 With the Russians directly intervening on behalf of their long-time ally, Bashar al-Assad, what had been a proxy war could quickly escalate into a regional war between nuclear super powers.

Of course, John McCain wanted to instigate a war with Russia over Georgia in his 2008 campaign, Randy Scheunemann’s Manchurian Candidate, and sought a conflict with Russia over Crimea and Ukraine. “Ukrainian President Petro Poroshenko has appointed John McCain, a hawkish US senator who has pressed Washington to send lethal weapons to war-torn Ukraine, as his advisor.” Ukraine appoints US senator McCain presidential aide:

The Advisory International Council of Reforms is to be headed by Mikheil Saakashvili, the fiercely pro-Western former president of Georgia, and will also include Elmar Brok, a member of the European Parliament, and economist Anders Aslund.

The US senator said he would be honoured to take up the post, adding however that he first had to be cleared by the Senate.

“Deeply honored to be asked to advise the gov’t of #Ukraine.
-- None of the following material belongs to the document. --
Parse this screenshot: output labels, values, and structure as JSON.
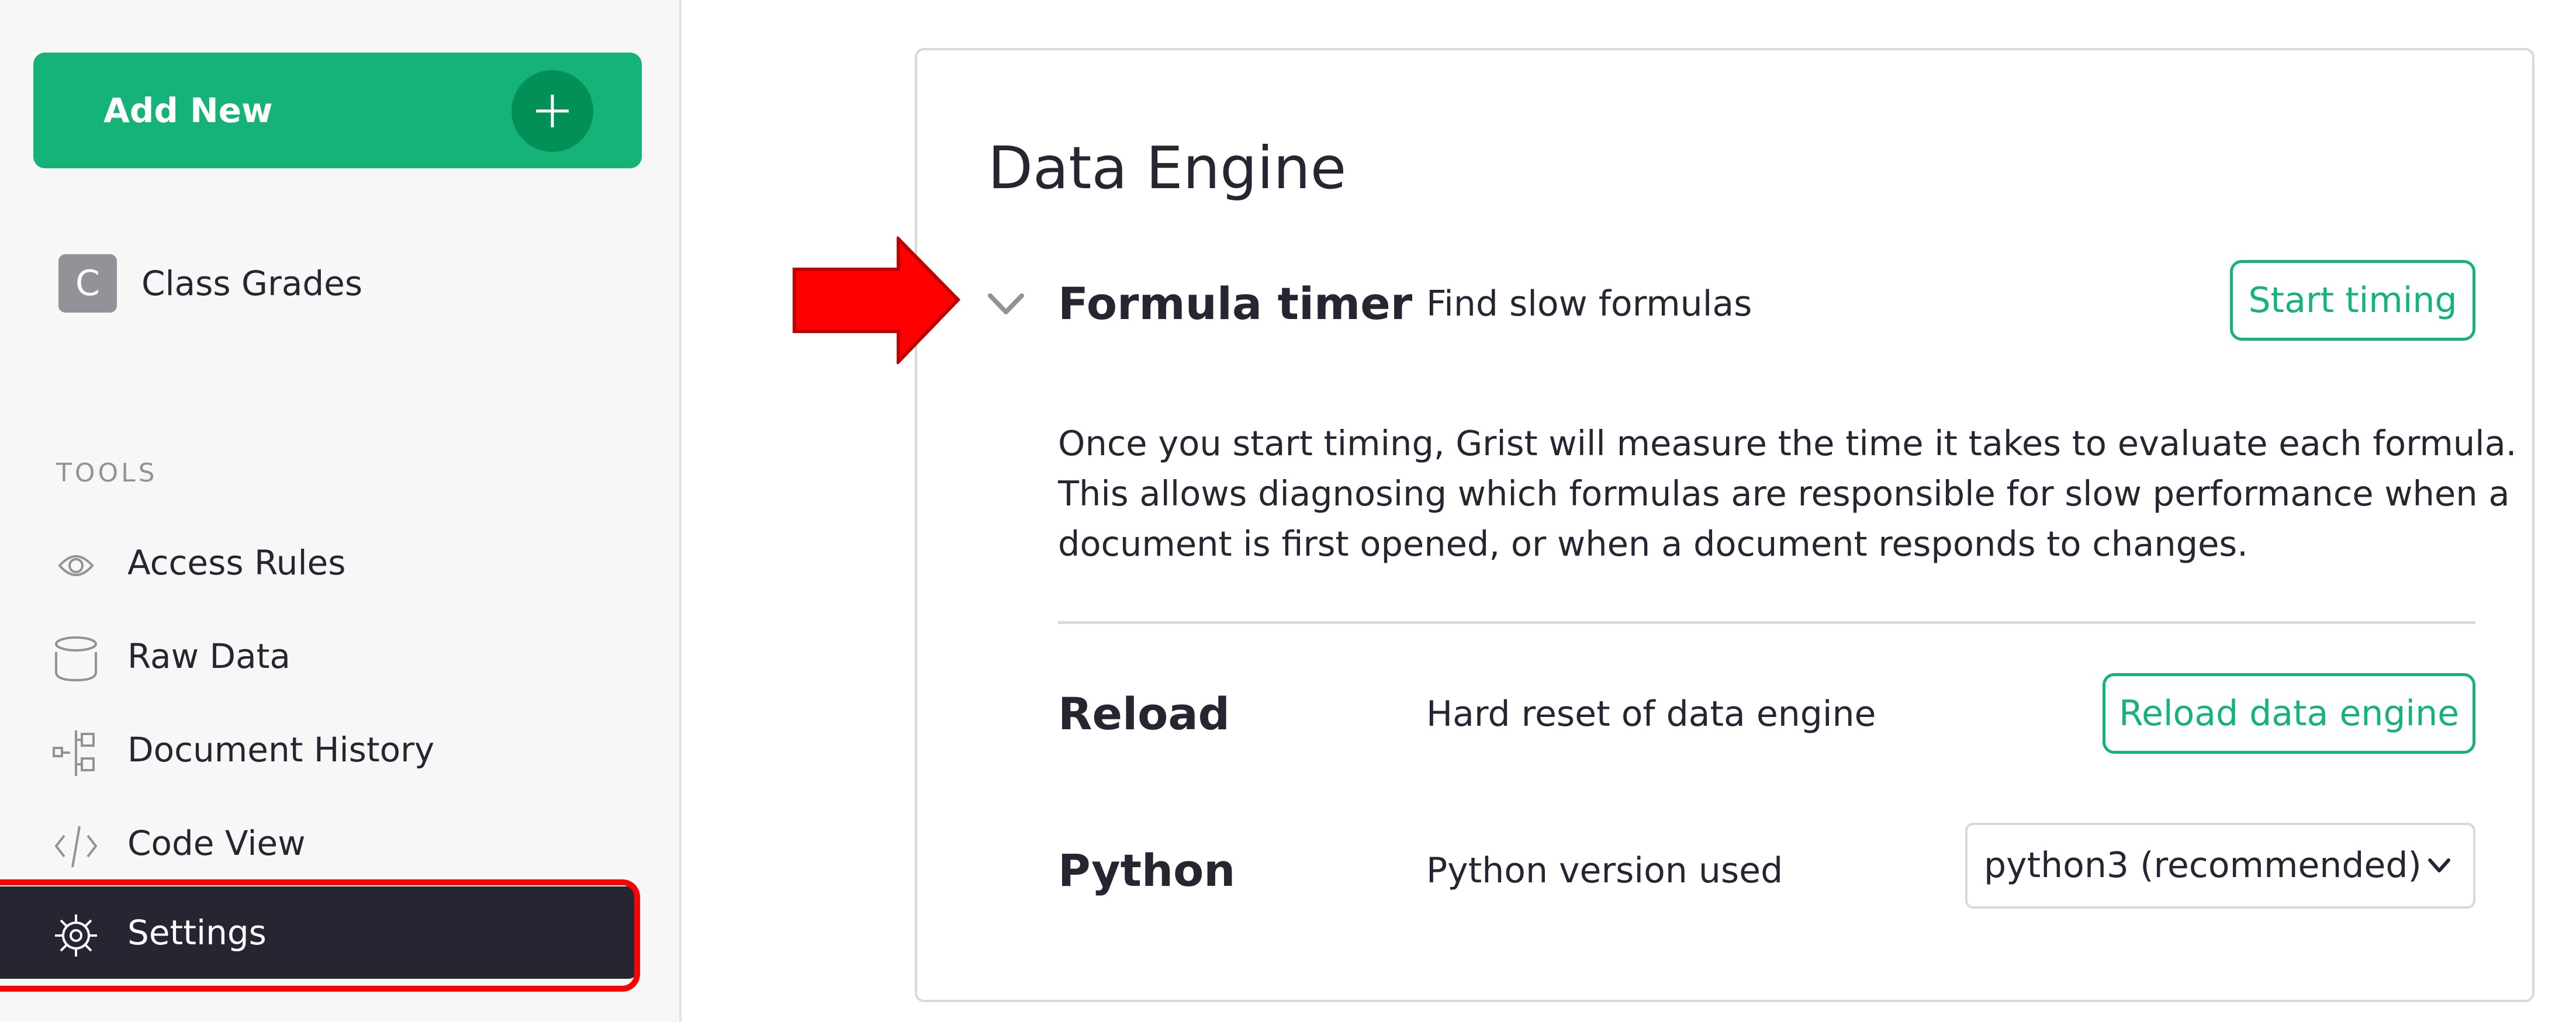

Must ensure compliance w/ Senate rules, but I’ll always stand w/ free #Ukraine,” McCain said on Twitter.

No one should be listening to this Neoconservative war monger. McCain is among the most reckless and irresponsible politicians of our lifetime. Too many Americans have already lost their lives or suffered debilitating injuries. McCain has made the world a more dangerous place with the “blowback” resulting from his Neoconservative wars of conquest for a Pax Americana empire. He has never been held accountable for his sins. It is long past time that the voters of Arizona hold him accountable, and turn him out of office in 2016.

One response to “Sen. John McCain needs to learn the meaning of ‘blowback’

  1. Frances Perkins

    24 countries and counting that the senile one has advocated invading or bombing with many “nugs”. The only problem with this fool, is what fantasy outcome do you expect out of all this? Hey Kelli, which of these do you agree with and which do you not agree with? You are always bashing McCain in your campaign emails. What do you propose instead?